Content starts

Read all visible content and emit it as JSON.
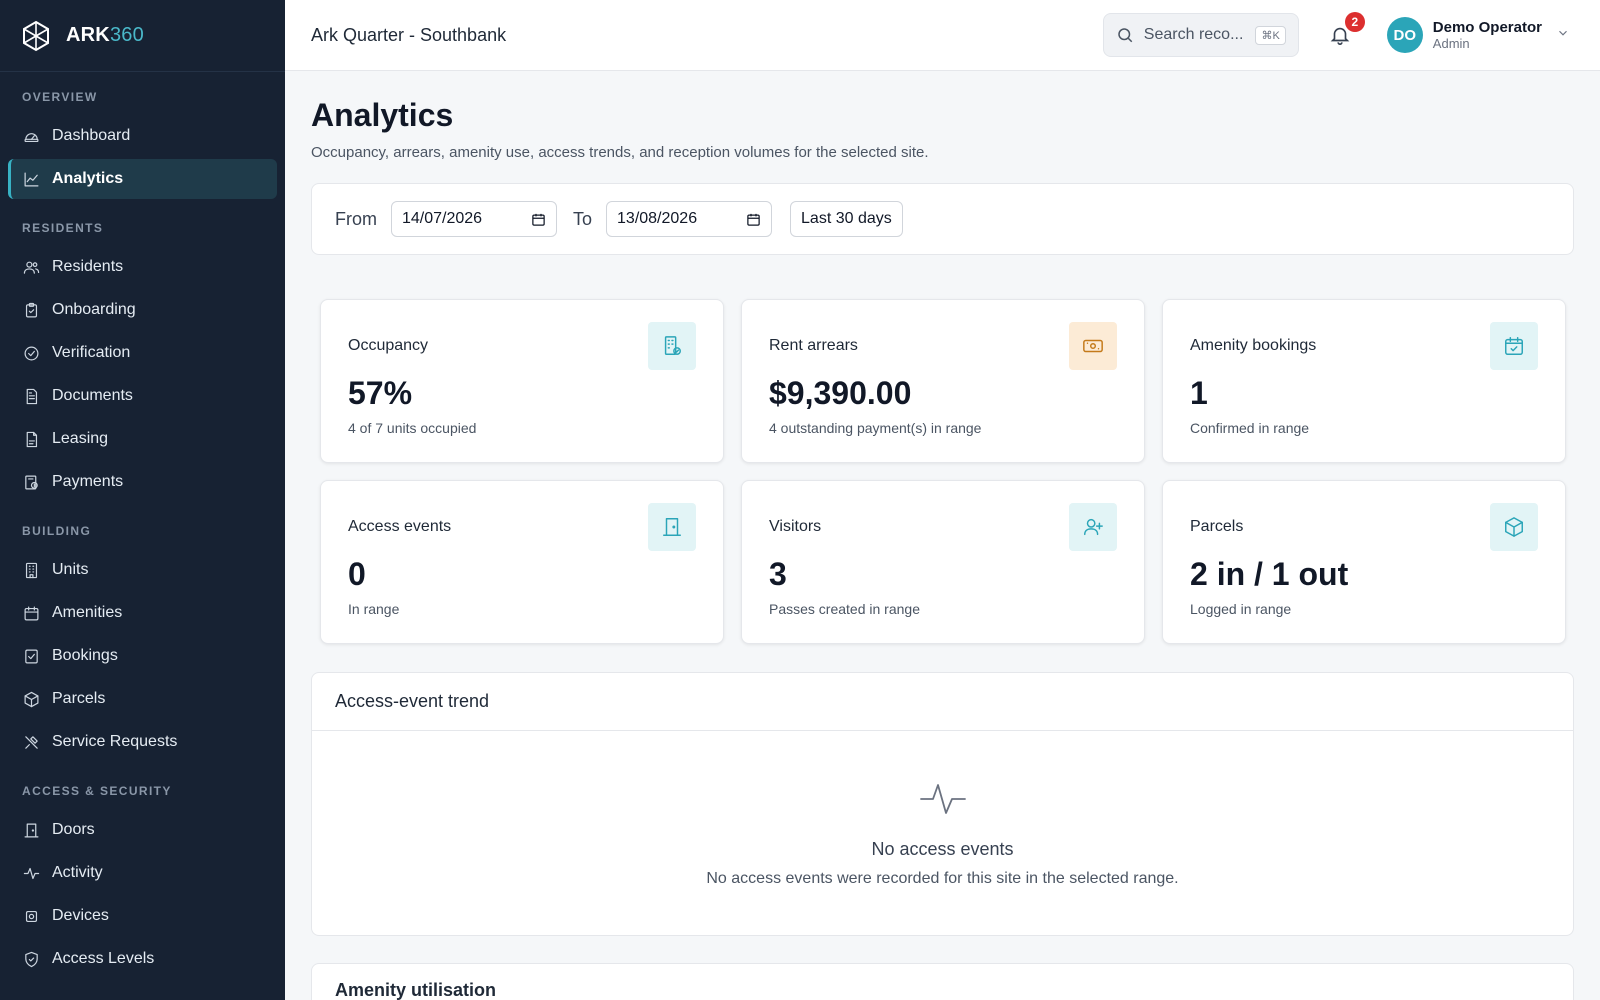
{
  "brand": {
    "name": "ARK",
    "accent": "360"
  },
  "sidebar": {
    "sections": [
      {
        "heading": "OVERVIEW",
        "items": [
          {
            "label": "Dashboard",
            "icon": "gauge-icon"
          },
          {
            "label": "Analytics",
            "icon": "chart-line-icon",
            "active": true
          }
        ]
      },
      {
        "heading": "RESIDENTS",
        "items": [
          {
            "label": "Residents",
            "icon": "users-icon"
          },
          {
            "label": "Onboarding",
            "icon": "clipboard-icon"
          },
          {
            "label": "Verification",
            "icon": "check-circle-icon"
          },
          {
            "label": "Documents",
            "icon": "document-icon"
          },
          {
            "label": "Leasing",
            "icon": "file-icon"
          },
          {
            "label": "Payments",
            "icon": "receipt-icon"
          }
        ]
      },
      {
        "heading": "BUILDING",
        "items": [
          {
            "label": "Units",
            "icon": "building-icon"
          },
          {
            "label": "Amenities",
            "icon": "calendar-icon"
          },
          {
            "label": "Bookings",
            "icon": "calendar-check-icon"
          },
          {
            "label": "Parcels",
            "icon": "package-icon"
          },
          {
            "label": "Service Requests",
            "icon": "tools-icon"
          }
        ]
      },
      {
        "heading": "ACCESS & SECURITY",
        "items": [
          {
            "label": "Doors",
            "icon": "door-icon"
          },
          {
            "label": "Activity",
            "icon": "pulse-icon"
          },
          {
            "label": "Devices",
            "icon": "chip-icon"
          },
          {
            "label": "Access Levels",
            "icon": "shield-icon"
          }
        ]
      }
    ]
  },
  "header": {
    "site": "Ark Quarter - Southbank",
    "search_placeholder": "Search reco...",
    "search_shortcut": "⌘K",
    "notifications": "2",
    "user_initials": "DO",
    "user_name": "Demo Operator",
    "user_role": "Admin"
  },
  "page": {
    "title": "Analytics",
    "subtitle": "Occupancy, arrears, amenity use, access trends, and reception volumes for the selected site."
  },
  "filters": {
    "from_label": "From",
    "from_value": "14/07/2026",
    "to_label": "To",
    "to_value": "13/08/2026",
    "preset_label": "Last 30 days"
  },
  "cards": [
    {
      "title": "Occupancy",
      "value": "57%",
      "note": "4 of 7 units occupied",
      "icon": "building-check-icon"
    },
    {
      "title": "Rent arrears",
      "value": "$9,390.00",
      "note": "4 outstanding payment(s) in range",
      "icon": "cash-icon"
    },
    {
      "title": "Amenity bookings",
      "value": "1",
      "note": "Confirmed in range",
      "icon": "calendar-check-icon"
    },
    {
      "title": "Access events",
      "value": "0",
      "note": "In range",
      "icon": "door-icon"
    },
    {
      "title": "Visitors",
      "value": "3",
      "note": "Passes created in range",
      "icon": "user-plus-icon"
    },
    {
      "title": "Parcels",
      "value": "2 in / 1 out",
      "note": "Logged in range",
      "icon": "package-icon"
    }
  ],
  "trend": {
    "title": "Access-event trend",
    "empty_title": "No access events",
    "empty_text": "No access events were recorded for this site in the selected range."
  },
  "next_section_title": "Amenity utilisation",
  "colors": {
    "sidebar_bg": "#172233",
    "accent": "#2ba5b8",
    "badge": "#dc2f2f",
    "arrears_icon_bg": "#fcebd6"
  }
}
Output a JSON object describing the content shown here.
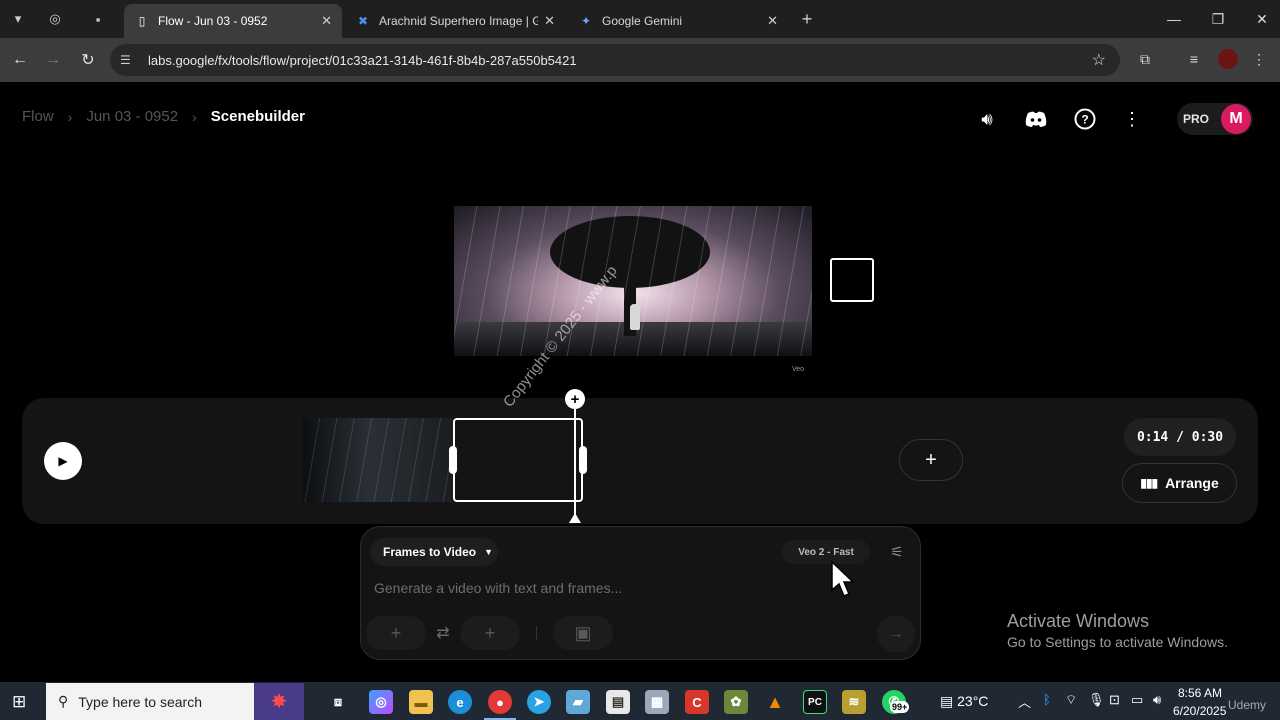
{
  "browser": {
    "tabs": [
      {
        "title": "Flow - Jun 03 - 0952",
        "active": true
      },
      {
        "title": "Arachnid Superhero Image | Go",
        "active": false
      },
      {
        "title": "Google Gemini",
        "active": false
      }
    ],
    "url": "labs.google/fx/tools/flow/project/01c33a21-314b-461f-8b4b-287a550b5421"
  },
  "app": {
    "breadcrumb": [
      "Flow",
      "Jun 03 - 0952"
    ],
    "current": "Scenebuilder",
    "pro_label": "PRO",
    "avatar_initial": "M",
    "accent_color": "#d81b60"
  },
  "preview": {
    "veo_mark": "Veo"
  },
  "timeline": {
    "timecode": "0:14 / 0:30",
    "arrange_label": "Arrange"
  },
  "watermark": "Copyright © 2025 - www.p",
  "prompt": {
    "mode_label": "Frames to Video",
    "model_label": "Veo 2 - Fast",
    "placeholder": "Generate a video with text and frames..."
  },
  "windows": {
    "activate_title": "Activate Windows",
    "activate_sub": "Go to Settings to activate Windows."
  },
  "taskbar": {
    "search_placeholder": "Type here to search",
    "weather": "23°C",
    "time": "8:56 AM",
    "date": "6/20/2025",
    "whatsapp_badge": "99+",
    "udemy": "Udemy"
  }
}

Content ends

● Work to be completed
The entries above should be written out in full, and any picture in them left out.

● Output of the task
Read all visible content and emit it as JSON.
{
  "brand": {
    "name": "ARK",
    "accent": "360"
  },
  "sidebar": {
    "sections": [
      {
        "heading": "OVERVIEW",
        "items": [
          {
            "label": "Dashboard",
            "icon": "gauge-icon"
          },
          {
            "label": "Analytics",
            "icon": "chart-line-icon",
            "active": true
          }
        ]
      },
      {
        "heading": "RESIDENTS",
        "items": [
          {
            "label": "Residents",
            "icon": "users-icon"
          },
          {
            "label": "Onboarding",
            "icon": "clipboard-icon"
          },
          {
            "label": "Verification",
            "icon": "check-circle-icon"
          },
          {
            "label": "Documents",
            "icon": "document-icon"
          },
          {
            "label": "Leasing",
            "icon": "file-icon"
          },
          {
            "label": "Payments",
            "icon": "receipt-icon"
          }
        ]
      },
      {
        "heading": "BUILDING",
        "items": [
          {
            "label": "Units",
            "icon": "building-icon"
          },
          {
            "label": "Amenities",
            "icon": "calendar-icon"
          },
          {
            "label": "Bookings",
            "icon": "calendar-check-icon"
          },
          {
            "label": "Parcels",
            "icon": "package-icon"
          },
          {
            "label": "Service Requests",
            "icon": "tools-icon"
          }
        ]
      },
      {
        "heading": "ACCESS & SECURITY",
        "items": [
          {
            "label": "Doors",
            "icon": "door-icon"
          },
          {
            "label": "Activity",
            "icon": "pulse-icon"
          },
          {
            "label": "Devices",
            "icon": "chip-icon"
          },
          {
            "label": "Access Levels",
            "icon": "shield-icon"
          }
        ]
      }
    ]
  },
  "header": {
    "site": "Ark Quarter - Southbank",
    "search_placeholder": "Search reco...",
    "search_shortcut": "⌘K",
    "notifications": "2",
    "user_initials": "DO",
    "user_name": "Demo Operator",
    "user_role": "Admin"
  },
  "page": {
    "title": "Analytics",
    "subtitle": "Occupancy, arrears, amenity use, access trends, and reception volumes for the selected site."
  },
  "filters": {
    "from_label": "From",
    "from_value": "14/07/2026",
    "to_label": "To",
    "to_value": "13/08/2026",
    "preset_label": "Last 30 days"
  },
  "cards": [
    {
      "title": "Occupancy",
      "value": "57%",
      "note": "4 of 7 units occupied",
      "icon": "building-check-icon"
    },
    {
      "title": "Rent arrears",
      "value": "$9,390.00",
      "note": "4 outstanding payment(s) in range",
      "icon": "cash-icon"
    },
    {
      "title": "Amenity bookings",
      "value": "1",
      "note": "Confirmed in range",
      "icon": "calendar-check-icon"
    },
    {
      "title": "Access events",
      "value": "0",
      "note": "In range",
      "icon": "door-icon"
    },
    {
      "title": "Visitors",
      "value": "3",
      "note": "Passes created in range",
      "icon": "user-plus-icon"
    },
    {
      "title": "Parcels",
      "value": "2 in / 1 out",
      "note": "Logged in range",
      "icon": "package-icon"
    }
  ],
  "trend": {
    "title": "Access-event trend",
    "empty_title": "No access events",
    "empty_text": "No access events were recorded for this site in the selected range."
  },
  "next_section_title": "Amenity utilisation",
  "colors": {
    "sidebar_bg": "#172233",
    "accent": "#2ba5b8",
    "badge": "#dc2f2f",
    "arrears_icon_bg": "#fcebd6"
  }
}
Output a JSON object describing the content shown here.
{
  "browser": {
    "tabs": [
      {
        "title": "Flow - Jun 03 - 0952",
        "active": true
      },
      {
        "title": "Arachnid Superhero Image | Go",
        "active": false
      },
      {
        "title": "Google Gemini",
        "active": false
      }
    ],
    "url": "labs.google/fx/tools/flow/project/01c33a21-314b-461f-8b4b-287a550b5421"
  },
  "app": {
    "breadcrumb": [
      "Flow",
      "Jun 03 - 0952"
    ],
    "current": "Scenebuilder",
    "pro_label": "PRO",
    "avatar_initial": "M",
    "accent_color": "#d81b60"
  },
  "preview": {
    "veo_mark": "Veo"
  },
  "timeline": {
    "timecode": "0:14 / 0:30",
    "arrange_label": "Arrange"
  },
  "watermark": "Copyright © 2025 - www.p",
  "prompt": {
    "mode_label": "Frames to Video",
    "model_label": "Veo 2 - Fast",
    "placeholder": "Generate a video with text and frames..."
  },
  "windows": {
    "activate_title": "Activate Windows",
    "activate_sub": "Go to Settings to activate Windows."
  },
  "taskbar": {
    "search_placeholder": "Type here to search",
    "weather": "23°C",
    "time": "8:56 AM",
    "date": "6/20/2025",
    "whatsapp_badge": "99+",
    "udemy": "Udemy"
  }
}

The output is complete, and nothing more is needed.